Cloud storage provides businesses compliance with many advantages.
Companies can distribute data or software faster than ever before. The cloud allows for greater scalability, meaning a network can more easily be adjusted for larger or smaller amounts of users. And several security measures are well-suited to systems rooted in the cloud.
In addition, compliance in the cloud can be easier than it would be when using legacy systems.
If a cloud database does get breached, software patches can be deployed to all computers in the system in short order. Automatic updates and the greater ease and rapidity with which we can distribute them make the cloud attractive to those in the financial sector.
Multi-layered cloud security is possible within the, helping to defend against many common attack vectors such as distributed denial of service (DDoS) attacks. It also provides a way for companies to isolate portions of their network so that fewer data will be compromised in the event of a breach (although given the amount and severity of hacks we have seen in recent years, it stands to reason that not all companies practice this).
The Importance of Secure Cloud Servers
While the cloud provides greater opportunities for security, it also creates bigger problems when it does get hacked.
If an attacker compromises a cloud server, they will have accessed a very large database. By contrast, hacking into an individual network only grants an attacker access to the devices currently using that network.
The last few years have seen a series of historic hacks. One such hack involved cloud security provider Cloudflare in 2017. Due to the extent of data that might have been breached, many experts urged people to change all of their passwords. Up to five months went by before CloudFlare even knew they had been infiltrated.
This is an example of what can happen when a cloud-based system becomes compromised.
That’s why cybersecurity is so important for companies relying on cloud computing. PCI compliance is intended to ensure that those in the financial industry take all necessary actions to secure customer data. In some ways, the cloud makes such compliance easier.
PCI DSS Regulatory Compliance
Payment Card Industry Data Security Standard (PCI DSS) refers to a strict set of security standards that payment processors must adhere to. These standards specify what encryption measures must be met in order to provide reasonable assurance to customers that their data will be protected.

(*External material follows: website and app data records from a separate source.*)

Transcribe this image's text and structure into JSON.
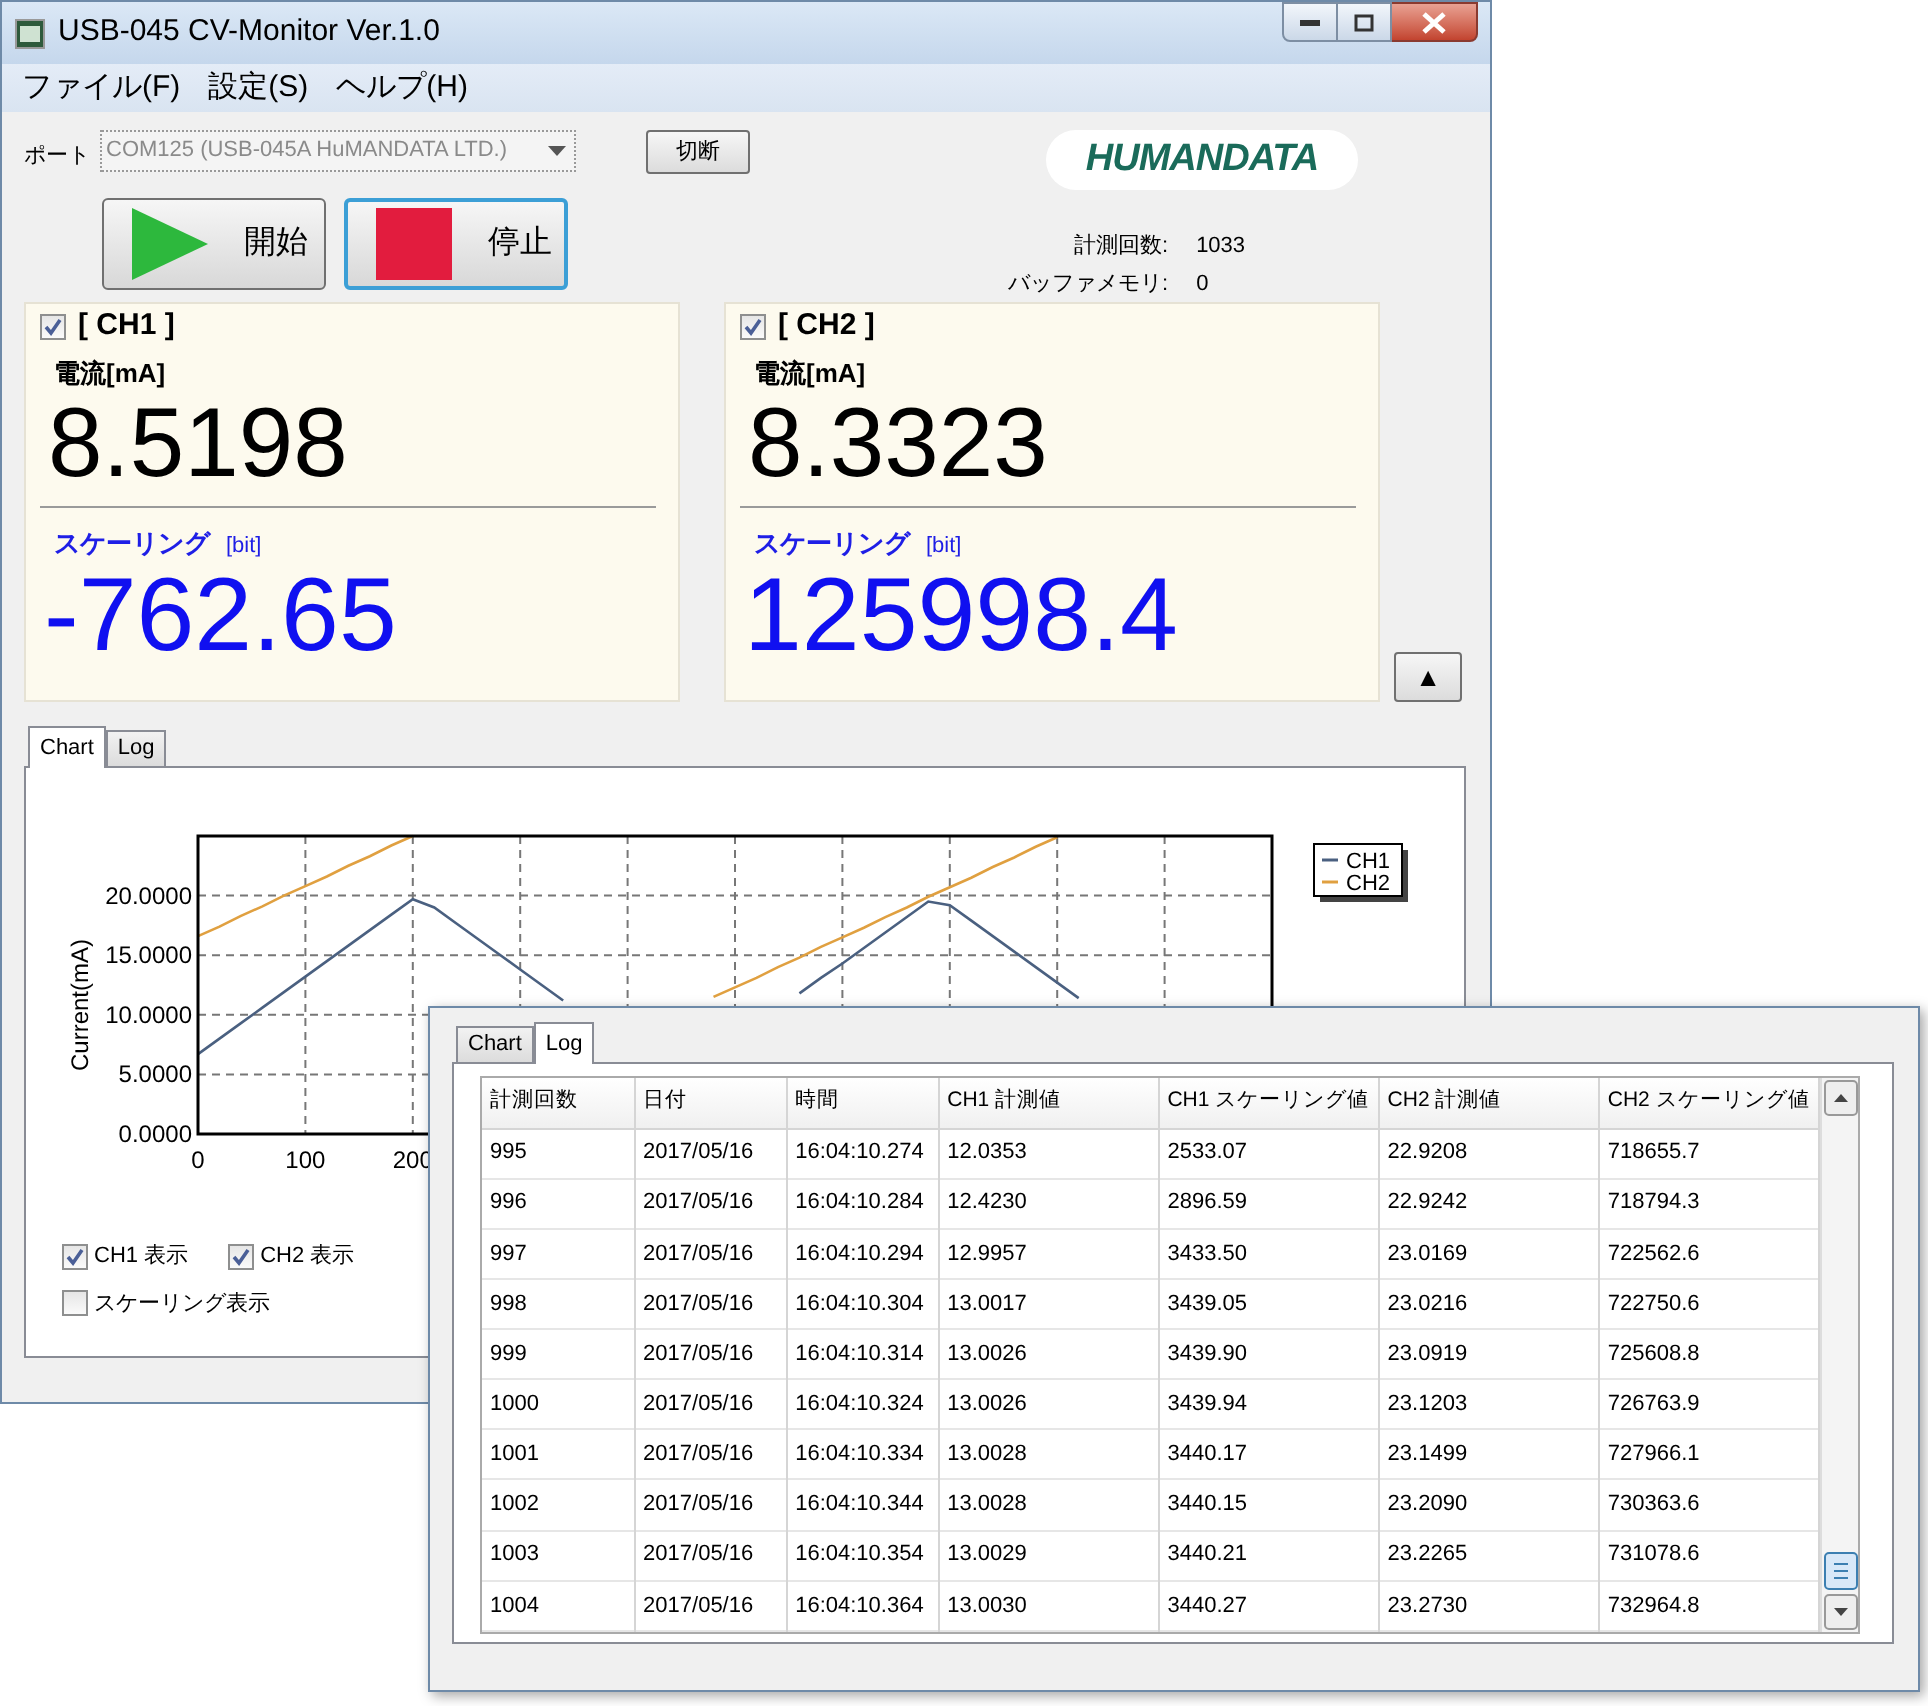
{
  "window": {
    "title": "USB-045 CV-Monitor Ver.1.0"
  },
  "menu": [
    {
      "label": "ファイル(F)"
    },
    {
      "label": "設定(S)"
    },
    {
      "label": "ヘルプ(H)"
    }
  ],
  "port": {
    "label": "ポート",
    "value": "COM125 (USB-045A HuMANDATA LTD.)",
    "disabled": true
  },
  "disconnect_button": {
    "label": "切断"
  },
  "logo": {
    "text": "HUMANDATA"
  },
  "run_buttons": [
    {
      "kind": "start",
      "label": "開始",
      "focused": false
    },
    {
      "kind": "stop",
      "label": "停止",
      "focused": true
    }
  ],
  "stats": [
    {
      "label": "計測回数:",
      "value": "1033"
    },
    {
      "label": "バッファメモリ:",
      "value": "0"
    }
  ],
  "channels": [
    {
      "checked": true,
      "title": "[ CH1 ]",
      "current_label": "電流[mA]",
      "current_value": "8.5198",
      "scaling_label": "スケーリング",
      "scaling_unit": "[bit]",
      "scaling_value": "-762.65"
    },
    {
      "checked": true,
      "title": "[ CH2 ]",
      "current_label": "電流[mA]",
      "current_value": "8.3323",
      "scaling_label": "スケーリング",
      "scaling_unit": "[bit]",
      "scaling_value": "125998.4"
    }
  ],
  "collapse_button": {
    "label": "▲"
  },
  "tabs": [
    {
      "label": "Chart",
      "selected": true
    },
    {
      "label": "Log",
      "selected": false
    }
  ],
  "chart": {
    "chart_data": {
      "type": "line",
      "ylabel": "Current(mA)",
      "xlim": [
        0,
        1000
      ],
      "ylim": [
        0,
        25
      ],
      "xticks": [
        0,
        100,
        200
      ],
      "yticks": [
        {
          "value": 0,
          "label": "0.0000"
        },
        {
          "value": 5,
          "label": "5.0000"
        },
        {
          "value": 10,
          "label": "10.0000"
        },
        {
          "value": 15,
          "label": "15.0000"
        },
        {
          "value": 20,
          "label": "20.0000"
        }
      ],
      "x": [
        0,
        20,
        40,
        60,
        80,
        100,
        120,
        140,
        160,
        180,
        200,
        220,
        240,
        260,
        280,
        300,
        320,
        340,
        480,
        500,
        520,
        540,
        560,
        580,
        600,
        620,
        640,
        660,
        680,
        700,
        720,
        740,
        760,
        780,
        800,
        820
      ],
      "series": [
        {
          "name": "CH1",
          "color": "#4a6080",
          "values": [
            6.7,
            8.0,
            9.3,
            10.6,
            11.9,
            13.2,
            14.5,
            15.8,
            17.1,
            18.4,
            19.7,
            19.0,
            17.7,
            16.4,
            15.1,
            13.8,
            12.5,
            11.2,
            null,
            null,
            null,
            null,
            11.8,
            13.1,
            14.3,
            15.6,
            16.9,
            18.2,
            19.5,
            19.2,
            17.9,
            16.6,
            15.3,
            14.0,
            12.7,
            11.4
          ]
        },
        {
          "name": "CH2",
          "color": "#e0a040",
          "values": [
            16.6,
            17.4,
            18.3,
            19.1,
            20.0,
            20.8,
            21.6,
            22.5,
            23.3,
            24.2,
            25.0,
            null,
            null,
            null,
            null,
            null,
            null,
            null,
            11.5,
            12.3,
            13.1,
            14.0,
            14.8,
            15.7,
            16.5,
            17.3,
            18.2,
            19.0,
            19.9,
            20.7,
            21.5,
            22.4,
            23.2,
            24.1,
            24.9,
            null
          ]
        }
      ],
      "grid": true,
      "legend": true
    }
  },
  "options": [
    {
      "label": "CH1 表示",
      "checked": true
    },
    {
      "label": "CH2 表示",
      "checked": true
    },
    {
      "label": "スケーリング表示",
      "checked": false
    }
  ],
  "log_window": {
    "tabs": [
      {
        "label": "Chart",
        "selected": false
      },
      {
        "label": "Log",
        "selected": true
      }
    ],
    "table": {
      "columns": [
        "計測回数",
        "日付",
        "時間",
        "CH1 計測値",
        "CH1 スケーリング値",
        "CH2 計測値",
        "CH2 スケーリング値"
      ],
      "rows": [
        [
          "995",
          "2017/05/16",
          "16:04:10.274",
          "12.0353",
          "2533.07",
          "22.9208",
          "718655.7"
        ],
        [
          "996",
          "2017/05/16",
          "16:04:10.284",
          "12.4230",
          "2896.59",
          "22.9242",
          "718794.3"
        ],
        [
          "997",
          "2017/05/16",
          "16:04:10.294",
          "12.9957",
          "3433.50",
          "23.0169",
          "722562.6"
        ],
        [
          "998",
          "2017/05/16",
          "16:04:10.304",
          "13.0017",
          "3439.05",
          "23.0216",
          "722750.6"
        ],
        [
          "999",
          "2017/05/16",
          "16:04:10.314",
          "13.0026",
          "3439.90",
          "23.0919",
          "725608.8"
        ],
        [
          "1000",
          "2017/05/16",
          "16:04:10.324",
          "13.0026",
          "3439.94",
          "23.1203",
          "726763.9"
        ],
        [
          "1001",
          "2017/05/16",
          "16:04:10.334",
          "13.0028",
          "3440.17",
          "23.1499",
          "727966.1"
        ],
        [
          "1002",
          "2017/05/16",
          "16:04:10.344",
          "13.0028",
          "3440.15",
          "23.2090",
          "730363.6"
        ],
        [
          "1003",
          "2017/05/16",
          "16:04:10.354",
          "13.0029",
          "3440.21",
          "23.2265",
          "731078.6"
        ],
        [
          "1004",
          "2017/05/16",
          "16:04:10.364",
          "13.0030",
          "3440.27",
          "23.2730",
          "732964.8"
        ]
      ]
    }
  }
}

PCI DSS demands that the company handling financial transactions be compliant with all associated standards. If your cloud vendor gets hacked and exposes sensitive customer data, the fault lies with you and your company.

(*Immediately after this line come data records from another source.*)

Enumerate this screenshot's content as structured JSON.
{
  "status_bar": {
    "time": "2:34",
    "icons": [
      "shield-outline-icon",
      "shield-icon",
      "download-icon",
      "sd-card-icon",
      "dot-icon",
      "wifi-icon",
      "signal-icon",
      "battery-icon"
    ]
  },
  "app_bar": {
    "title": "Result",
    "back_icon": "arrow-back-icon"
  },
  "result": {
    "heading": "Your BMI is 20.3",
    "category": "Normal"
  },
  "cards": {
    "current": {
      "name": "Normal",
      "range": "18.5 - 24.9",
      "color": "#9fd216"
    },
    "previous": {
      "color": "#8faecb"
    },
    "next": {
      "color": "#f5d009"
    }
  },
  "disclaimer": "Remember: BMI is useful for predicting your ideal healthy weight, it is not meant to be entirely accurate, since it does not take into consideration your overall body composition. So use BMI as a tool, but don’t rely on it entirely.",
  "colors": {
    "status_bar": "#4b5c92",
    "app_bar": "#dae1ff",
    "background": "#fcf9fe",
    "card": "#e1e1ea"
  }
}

Data must be protected both while it lies dormant in the cloud and while it is in transit to other systems. While larger, more publicized hacks often involve dormant data, it’s even easier for an attacker to intercept information while it is in transit.